I often find myself caught between two feelings. The first is the instinct to correct and clarify when someone misuses a term associated with my experience. The second is the desire to be understanding and non-judgmental. After all, everyone’s trauma is valid, no matter its source. However, there’s a marked difference between experiencing some life challenges and having a disorder that is deeply rooted in complex trauma.
Lately, there seems to be an increasing trend wherein the term “PTSD” (Post-Traumatic Stress Disorder) is thrown around in casual conversations, often pertaining to mild inconveniences or day-to-day challenges. I’ve heard statements like, “I have PTSD from that awful exam” or “That movie gave me PTSD!” While these statements are most likely meant in jest, they gloss over the profound impact and weight the condition carries for those truly diagnosed with PTSD or its more intense variant, C-PTSD (Complex Post-Traumatic Stress Disorder).
For those unfamiliar with C-PTSD, it’s a condition that stems from prolonged exposure to traumatic events, often during critical developmental periods such as childhood.
The effects are deep-seated and pervasive, impacting nearly every facet of our lives, from our relationships to our self-worth.
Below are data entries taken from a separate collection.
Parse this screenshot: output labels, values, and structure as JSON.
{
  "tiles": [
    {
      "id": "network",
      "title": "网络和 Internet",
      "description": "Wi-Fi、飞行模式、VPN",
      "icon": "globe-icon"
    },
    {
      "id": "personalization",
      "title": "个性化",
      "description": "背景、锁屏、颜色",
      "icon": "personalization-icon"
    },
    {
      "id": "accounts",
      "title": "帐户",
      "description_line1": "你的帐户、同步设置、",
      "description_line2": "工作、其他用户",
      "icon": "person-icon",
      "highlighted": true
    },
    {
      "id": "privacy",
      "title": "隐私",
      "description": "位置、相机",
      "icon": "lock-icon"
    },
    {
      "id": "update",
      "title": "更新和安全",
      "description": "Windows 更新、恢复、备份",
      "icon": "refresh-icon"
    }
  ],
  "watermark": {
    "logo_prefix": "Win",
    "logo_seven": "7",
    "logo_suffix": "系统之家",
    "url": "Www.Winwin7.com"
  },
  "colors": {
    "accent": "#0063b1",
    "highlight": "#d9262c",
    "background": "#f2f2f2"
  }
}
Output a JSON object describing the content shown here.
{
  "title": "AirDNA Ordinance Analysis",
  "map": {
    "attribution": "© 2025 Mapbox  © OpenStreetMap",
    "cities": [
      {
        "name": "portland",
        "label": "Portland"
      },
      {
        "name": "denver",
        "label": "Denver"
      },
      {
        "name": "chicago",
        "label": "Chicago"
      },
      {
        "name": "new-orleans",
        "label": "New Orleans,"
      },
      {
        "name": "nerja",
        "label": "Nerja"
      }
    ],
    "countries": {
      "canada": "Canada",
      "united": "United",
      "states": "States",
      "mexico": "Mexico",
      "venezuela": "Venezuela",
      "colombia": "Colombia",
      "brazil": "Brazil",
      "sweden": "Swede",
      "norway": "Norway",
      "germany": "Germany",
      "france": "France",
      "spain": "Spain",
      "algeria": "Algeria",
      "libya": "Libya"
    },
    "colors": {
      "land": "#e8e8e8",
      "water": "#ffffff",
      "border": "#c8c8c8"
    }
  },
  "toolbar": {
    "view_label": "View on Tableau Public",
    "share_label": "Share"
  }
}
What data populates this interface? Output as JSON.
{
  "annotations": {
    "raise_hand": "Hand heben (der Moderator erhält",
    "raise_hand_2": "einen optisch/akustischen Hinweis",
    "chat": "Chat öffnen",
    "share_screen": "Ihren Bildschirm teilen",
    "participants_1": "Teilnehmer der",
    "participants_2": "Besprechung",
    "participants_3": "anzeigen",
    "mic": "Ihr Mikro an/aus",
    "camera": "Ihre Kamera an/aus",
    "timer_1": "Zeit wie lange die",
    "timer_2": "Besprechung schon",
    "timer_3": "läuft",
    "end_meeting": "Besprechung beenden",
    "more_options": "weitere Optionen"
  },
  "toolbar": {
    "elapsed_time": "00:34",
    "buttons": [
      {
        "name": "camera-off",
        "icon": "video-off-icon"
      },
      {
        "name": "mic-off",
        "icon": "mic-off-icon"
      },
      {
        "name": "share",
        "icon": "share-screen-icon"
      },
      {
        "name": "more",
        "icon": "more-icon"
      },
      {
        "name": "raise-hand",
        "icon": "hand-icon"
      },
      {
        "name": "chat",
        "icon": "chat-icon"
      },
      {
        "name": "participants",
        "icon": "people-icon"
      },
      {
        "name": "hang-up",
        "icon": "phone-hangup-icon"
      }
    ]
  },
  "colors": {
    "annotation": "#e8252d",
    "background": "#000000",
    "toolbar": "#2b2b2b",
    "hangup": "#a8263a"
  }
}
It isn’t just about “having a bad day.” It’s about reliving traumatic moments day in and day out, experiencing emotional flashbacks, and constantly grappling with a heightened state of alertness, expecting danger even in the safest environments.
When PTSD is made light of, the message is that our experiences are just simple overreactions or that we’re being histrionic. Such a limited understanding equates trauma with common daily stresses or short-lived negative experiences. But let’s be clear: PTSD and C-PTSD aren’t about a generally bad day or experience. These disorders involve traumatic events that have left a lasting mark on our psyche.
Using PTSD as a catch-all phrase for distress also overlooks the real stigma that survivors face. There’s a pervasive myth that those with PTSD are unstable and dangerous. Many of us are hesitant to disclose our diagnoses for fear of being perceived as “damaged” or “broken.” We struggle in silence, hiding our pain, and overcompensating so as not to appear weak. The casual misrepresentation of PTSD only serves to further isolate us.
The widespread misuse of the term PTSD can also create more challenges for those who genuinely suffer from PTSD or C-PTSD, particularly when they seek help or wish to be taken seriously. By making it “fashionable” or trendy, we run the risk of watering down the severity and the recognition of real symptoms.
I hope for a world where mental health issues, including PTSD and C-PTSD, are understood and respected. While it’s essential to create an open dialogue about mental health and break the silence surrounding trauma, it’s equally crucial to ensure that the conversation is informed and compassionate. Those who live with these conditions daily should not be belittled or trivialized.
If you are someone who has used PTSD colloquially, I urge you to reflect on your language.
Consider the weight of your words and the impact they might have on those around you.
And for those reading this post who truly understand the depth of trauma, know that your experiences are valid. You are not alone, and your strength is immeasurable.
Wendy Hoke is the author of The Bishop’s Cross: A Journey to the Truth and co-author of The Church of Gomorrah: When Sexual Abusers Remain in the Church. Her grandfather was a pedophile who preyed on little girls in his own family. The Bishop’s Cross looks into the family dynamics that enable a child molester to continue unabated.
She has been successfully writing for others for many years, first in the financial industry and now as a content curator and ghost blogger. She has finally put pen to paper to tell her own story. You can contact her directly through her website, wendyhoke.com.